822.00/813 : Telegram
QUITO, October 15, 1931—10 a. m.
[Received 12:30 p. m.] 55. Larrea Alba proclaimed himself dictator at 5 o'clock this morning. He has encountered both military and popular opposition. Shots have already been exchanged between military forces and troops have fired upon the people. Situation very confusing and more fighting is feared.
822.00/814 : Telegram
The Chargé in Ecuador (Dawson) to the Secretary of State
QUITO, October 15, 1931-4 p. m.
[Received October 16–9:25 a. m.] 56. Attempted dictatorship collapsed in face of opposition of unanimous Congress, people of Quito and majority of local troops. Further bloodshed and political chaos which threatened this morning

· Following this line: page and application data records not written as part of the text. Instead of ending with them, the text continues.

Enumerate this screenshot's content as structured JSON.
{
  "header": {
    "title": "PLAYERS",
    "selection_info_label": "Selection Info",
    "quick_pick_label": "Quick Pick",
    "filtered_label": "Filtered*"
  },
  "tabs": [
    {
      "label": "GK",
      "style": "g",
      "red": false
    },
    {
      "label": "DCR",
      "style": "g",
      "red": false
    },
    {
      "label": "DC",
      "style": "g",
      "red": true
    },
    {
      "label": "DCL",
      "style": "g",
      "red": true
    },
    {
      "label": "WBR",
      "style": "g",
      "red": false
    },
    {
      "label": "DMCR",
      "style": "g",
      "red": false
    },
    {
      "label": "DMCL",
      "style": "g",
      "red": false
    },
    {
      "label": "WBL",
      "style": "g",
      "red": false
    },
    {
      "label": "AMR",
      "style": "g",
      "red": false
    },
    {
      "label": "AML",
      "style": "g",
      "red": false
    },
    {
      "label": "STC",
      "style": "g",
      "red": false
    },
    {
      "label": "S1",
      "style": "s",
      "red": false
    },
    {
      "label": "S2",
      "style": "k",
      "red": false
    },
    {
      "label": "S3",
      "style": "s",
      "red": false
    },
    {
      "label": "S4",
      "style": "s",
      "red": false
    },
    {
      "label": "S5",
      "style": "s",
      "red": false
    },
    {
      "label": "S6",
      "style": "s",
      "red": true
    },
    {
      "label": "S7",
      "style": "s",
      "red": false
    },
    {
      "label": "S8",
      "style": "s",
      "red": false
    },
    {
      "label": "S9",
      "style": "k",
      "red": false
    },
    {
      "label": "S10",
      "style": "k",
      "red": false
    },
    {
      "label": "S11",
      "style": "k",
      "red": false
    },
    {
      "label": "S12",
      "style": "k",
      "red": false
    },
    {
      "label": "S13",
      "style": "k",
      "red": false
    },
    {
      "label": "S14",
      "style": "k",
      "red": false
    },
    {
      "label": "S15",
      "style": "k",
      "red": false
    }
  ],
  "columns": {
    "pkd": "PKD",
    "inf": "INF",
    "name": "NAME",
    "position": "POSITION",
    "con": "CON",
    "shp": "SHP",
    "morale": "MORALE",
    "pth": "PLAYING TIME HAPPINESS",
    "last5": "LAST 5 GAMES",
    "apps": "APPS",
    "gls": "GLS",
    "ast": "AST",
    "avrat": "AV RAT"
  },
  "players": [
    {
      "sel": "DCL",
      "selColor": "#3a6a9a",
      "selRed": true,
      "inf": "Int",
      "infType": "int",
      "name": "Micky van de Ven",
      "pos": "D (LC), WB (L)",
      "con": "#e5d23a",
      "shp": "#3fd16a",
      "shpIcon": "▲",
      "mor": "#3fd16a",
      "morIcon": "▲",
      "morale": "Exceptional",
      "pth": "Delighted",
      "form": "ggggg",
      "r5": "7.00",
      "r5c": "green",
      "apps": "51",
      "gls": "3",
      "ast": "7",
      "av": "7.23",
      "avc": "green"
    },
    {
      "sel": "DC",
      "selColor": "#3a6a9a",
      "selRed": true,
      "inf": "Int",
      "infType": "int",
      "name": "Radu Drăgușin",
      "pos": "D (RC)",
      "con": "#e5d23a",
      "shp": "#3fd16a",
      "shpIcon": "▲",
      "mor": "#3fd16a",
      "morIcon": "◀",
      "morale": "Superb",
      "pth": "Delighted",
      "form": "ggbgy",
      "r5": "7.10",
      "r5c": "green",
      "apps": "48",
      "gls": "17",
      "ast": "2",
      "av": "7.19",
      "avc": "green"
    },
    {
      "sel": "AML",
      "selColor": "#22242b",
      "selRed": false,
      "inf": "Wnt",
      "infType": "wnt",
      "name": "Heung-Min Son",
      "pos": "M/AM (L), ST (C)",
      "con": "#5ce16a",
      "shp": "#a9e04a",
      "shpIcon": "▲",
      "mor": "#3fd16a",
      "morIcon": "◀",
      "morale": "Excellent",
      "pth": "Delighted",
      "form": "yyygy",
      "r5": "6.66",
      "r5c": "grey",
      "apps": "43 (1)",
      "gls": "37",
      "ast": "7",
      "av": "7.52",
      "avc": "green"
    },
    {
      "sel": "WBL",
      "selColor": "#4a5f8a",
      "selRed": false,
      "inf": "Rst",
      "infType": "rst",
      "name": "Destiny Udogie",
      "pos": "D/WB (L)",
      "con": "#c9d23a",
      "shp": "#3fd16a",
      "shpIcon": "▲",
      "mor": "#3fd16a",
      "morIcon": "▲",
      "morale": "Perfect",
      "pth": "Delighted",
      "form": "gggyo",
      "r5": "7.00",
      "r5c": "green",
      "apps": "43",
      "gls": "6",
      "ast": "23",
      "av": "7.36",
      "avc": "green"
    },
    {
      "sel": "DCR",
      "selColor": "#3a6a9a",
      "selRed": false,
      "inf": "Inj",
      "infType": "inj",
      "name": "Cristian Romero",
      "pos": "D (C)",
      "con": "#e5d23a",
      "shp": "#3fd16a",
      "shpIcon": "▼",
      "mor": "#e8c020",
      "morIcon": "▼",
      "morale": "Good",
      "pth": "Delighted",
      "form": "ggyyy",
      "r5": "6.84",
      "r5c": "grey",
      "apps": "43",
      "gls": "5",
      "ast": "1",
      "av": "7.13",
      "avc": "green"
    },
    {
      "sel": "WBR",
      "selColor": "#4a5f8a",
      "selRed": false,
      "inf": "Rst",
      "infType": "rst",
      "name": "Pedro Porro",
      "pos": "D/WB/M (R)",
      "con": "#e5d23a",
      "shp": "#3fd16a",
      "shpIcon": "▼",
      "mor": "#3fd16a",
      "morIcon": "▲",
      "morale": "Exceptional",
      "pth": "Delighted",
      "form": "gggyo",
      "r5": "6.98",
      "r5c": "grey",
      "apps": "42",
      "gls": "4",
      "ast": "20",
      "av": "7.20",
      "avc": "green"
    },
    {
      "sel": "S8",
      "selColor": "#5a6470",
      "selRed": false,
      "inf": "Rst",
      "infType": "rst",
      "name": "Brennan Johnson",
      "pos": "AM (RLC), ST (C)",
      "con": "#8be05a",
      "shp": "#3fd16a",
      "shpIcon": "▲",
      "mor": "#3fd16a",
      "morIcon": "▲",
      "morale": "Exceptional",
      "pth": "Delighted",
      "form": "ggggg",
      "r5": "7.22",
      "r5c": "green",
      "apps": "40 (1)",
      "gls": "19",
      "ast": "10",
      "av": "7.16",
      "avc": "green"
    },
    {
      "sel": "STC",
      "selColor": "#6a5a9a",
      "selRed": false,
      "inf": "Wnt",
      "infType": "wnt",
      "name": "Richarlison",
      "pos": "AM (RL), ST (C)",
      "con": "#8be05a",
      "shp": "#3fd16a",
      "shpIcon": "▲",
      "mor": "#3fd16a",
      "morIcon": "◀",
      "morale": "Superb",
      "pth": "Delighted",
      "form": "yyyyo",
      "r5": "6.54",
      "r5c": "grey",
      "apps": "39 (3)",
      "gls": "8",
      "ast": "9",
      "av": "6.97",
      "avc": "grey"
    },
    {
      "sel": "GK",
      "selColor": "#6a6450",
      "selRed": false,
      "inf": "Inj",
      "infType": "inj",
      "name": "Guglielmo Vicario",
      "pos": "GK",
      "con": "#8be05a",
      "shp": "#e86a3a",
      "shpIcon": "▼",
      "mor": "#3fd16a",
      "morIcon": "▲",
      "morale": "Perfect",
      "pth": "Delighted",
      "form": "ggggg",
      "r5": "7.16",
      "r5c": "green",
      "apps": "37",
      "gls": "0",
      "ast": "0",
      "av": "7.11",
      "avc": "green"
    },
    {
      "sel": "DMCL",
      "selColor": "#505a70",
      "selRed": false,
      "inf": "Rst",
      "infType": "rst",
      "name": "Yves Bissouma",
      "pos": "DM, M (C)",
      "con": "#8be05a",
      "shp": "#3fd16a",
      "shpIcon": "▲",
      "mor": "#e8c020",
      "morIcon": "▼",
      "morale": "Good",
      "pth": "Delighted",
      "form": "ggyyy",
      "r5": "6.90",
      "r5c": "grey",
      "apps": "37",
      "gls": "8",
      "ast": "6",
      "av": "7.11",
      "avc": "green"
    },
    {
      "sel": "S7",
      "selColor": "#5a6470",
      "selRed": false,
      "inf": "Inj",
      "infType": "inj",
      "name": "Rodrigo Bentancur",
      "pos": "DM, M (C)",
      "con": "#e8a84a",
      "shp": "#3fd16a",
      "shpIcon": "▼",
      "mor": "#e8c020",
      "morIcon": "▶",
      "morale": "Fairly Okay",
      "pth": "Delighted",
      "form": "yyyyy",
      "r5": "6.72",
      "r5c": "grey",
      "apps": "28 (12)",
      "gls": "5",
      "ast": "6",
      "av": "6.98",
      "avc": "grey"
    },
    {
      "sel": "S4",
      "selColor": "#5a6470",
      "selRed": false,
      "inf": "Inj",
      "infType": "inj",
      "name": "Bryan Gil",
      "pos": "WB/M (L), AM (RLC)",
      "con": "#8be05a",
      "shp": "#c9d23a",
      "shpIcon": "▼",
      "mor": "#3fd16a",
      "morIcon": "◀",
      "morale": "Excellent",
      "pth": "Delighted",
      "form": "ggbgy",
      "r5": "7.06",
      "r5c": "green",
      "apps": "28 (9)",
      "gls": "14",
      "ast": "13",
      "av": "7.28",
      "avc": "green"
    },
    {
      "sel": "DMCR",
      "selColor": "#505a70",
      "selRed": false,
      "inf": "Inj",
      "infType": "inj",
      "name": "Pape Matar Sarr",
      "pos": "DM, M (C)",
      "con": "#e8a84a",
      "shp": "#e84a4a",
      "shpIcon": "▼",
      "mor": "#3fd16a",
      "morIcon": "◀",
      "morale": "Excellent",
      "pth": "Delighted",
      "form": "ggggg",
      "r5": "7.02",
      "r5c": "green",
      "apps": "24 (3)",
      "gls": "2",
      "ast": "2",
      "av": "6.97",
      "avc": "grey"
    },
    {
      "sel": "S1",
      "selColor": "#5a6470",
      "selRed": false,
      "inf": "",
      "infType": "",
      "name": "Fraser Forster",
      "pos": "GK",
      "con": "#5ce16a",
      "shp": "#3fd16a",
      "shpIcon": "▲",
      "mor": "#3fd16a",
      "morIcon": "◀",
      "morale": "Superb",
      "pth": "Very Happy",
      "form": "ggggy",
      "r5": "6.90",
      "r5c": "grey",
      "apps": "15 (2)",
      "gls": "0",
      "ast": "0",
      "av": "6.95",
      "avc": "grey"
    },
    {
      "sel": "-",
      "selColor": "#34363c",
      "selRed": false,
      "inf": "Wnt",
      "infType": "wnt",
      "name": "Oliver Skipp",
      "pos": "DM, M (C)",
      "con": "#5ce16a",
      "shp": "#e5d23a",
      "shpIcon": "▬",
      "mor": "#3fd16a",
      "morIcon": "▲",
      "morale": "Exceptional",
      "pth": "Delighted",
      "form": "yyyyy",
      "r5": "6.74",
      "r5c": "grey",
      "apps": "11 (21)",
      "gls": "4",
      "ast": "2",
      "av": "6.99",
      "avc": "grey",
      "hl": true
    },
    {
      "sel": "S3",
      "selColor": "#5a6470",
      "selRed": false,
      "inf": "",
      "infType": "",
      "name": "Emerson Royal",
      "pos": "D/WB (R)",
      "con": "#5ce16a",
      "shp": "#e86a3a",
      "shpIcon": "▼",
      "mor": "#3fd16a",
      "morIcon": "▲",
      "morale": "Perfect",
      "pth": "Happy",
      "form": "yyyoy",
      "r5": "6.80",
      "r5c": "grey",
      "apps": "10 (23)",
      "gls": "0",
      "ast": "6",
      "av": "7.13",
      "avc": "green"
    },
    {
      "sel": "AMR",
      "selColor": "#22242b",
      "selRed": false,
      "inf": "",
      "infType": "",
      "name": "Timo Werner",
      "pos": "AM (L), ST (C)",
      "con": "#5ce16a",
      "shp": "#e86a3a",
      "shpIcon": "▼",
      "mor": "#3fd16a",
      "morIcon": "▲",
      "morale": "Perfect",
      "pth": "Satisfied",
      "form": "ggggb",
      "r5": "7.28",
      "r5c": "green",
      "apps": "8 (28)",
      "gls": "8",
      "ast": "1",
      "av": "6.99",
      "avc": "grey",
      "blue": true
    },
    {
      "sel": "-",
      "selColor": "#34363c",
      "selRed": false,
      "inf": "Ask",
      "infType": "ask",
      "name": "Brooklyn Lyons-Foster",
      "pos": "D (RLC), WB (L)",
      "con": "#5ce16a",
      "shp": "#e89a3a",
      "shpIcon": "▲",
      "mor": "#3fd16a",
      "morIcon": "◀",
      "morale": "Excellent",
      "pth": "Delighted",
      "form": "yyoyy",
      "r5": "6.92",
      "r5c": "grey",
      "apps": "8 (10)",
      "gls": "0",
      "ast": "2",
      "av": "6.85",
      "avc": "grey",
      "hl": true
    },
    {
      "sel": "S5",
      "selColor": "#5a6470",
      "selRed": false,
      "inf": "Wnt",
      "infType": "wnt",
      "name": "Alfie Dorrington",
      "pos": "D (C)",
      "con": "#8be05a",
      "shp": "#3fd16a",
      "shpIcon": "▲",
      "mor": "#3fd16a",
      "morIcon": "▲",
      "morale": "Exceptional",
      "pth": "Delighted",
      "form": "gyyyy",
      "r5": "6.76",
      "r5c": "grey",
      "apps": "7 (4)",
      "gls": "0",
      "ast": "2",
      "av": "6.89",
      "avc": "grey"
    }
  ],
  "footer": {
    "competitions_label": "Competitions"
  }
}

have been averted for the present at least by the resignation of Larrea Alba and previous appointment as Minister of Gobernacion of former President Alfredo Baquerizo Moreno who, in compliance with the constitution, has automatically assumed charge of the Executive power.
822.00/815 : Telegram
QUITO, October 16, 1931–4 p. m.
[Received 10:08 p. m.] 57. City is quiet and assumption of Executive power by Baquerizo Moreno has been received with satisfaction on all sides.
822.00/817 : Telegram
QUITO, October 18, 1931–3 p. m.
[Received October 1949:12 a. m.] 58. Following Cabinet Ministers have been appointed and very
Foreign Relations, Carlos Manuel Larrea; War, Leonardo Sotomayor Luna; Finance, Juan de Dios Martinez Mera; Education, Francisco Perez Borja.
Presidential elections will be held Tuesday and Wednesday as already planned.
Quito, October 22, 1931—9 a. m.
[Received 4:09 p. m.] 59. Presidential elections held Tuesday and Wednesday were orderly, free and fair. Returns give Bonifaz a large plurality insuring his election. While Bonifaz had declined to identify himself with any party and received considerable conservative support he declared Tuesday night that liberal institutions would have nothing to fear from his administration.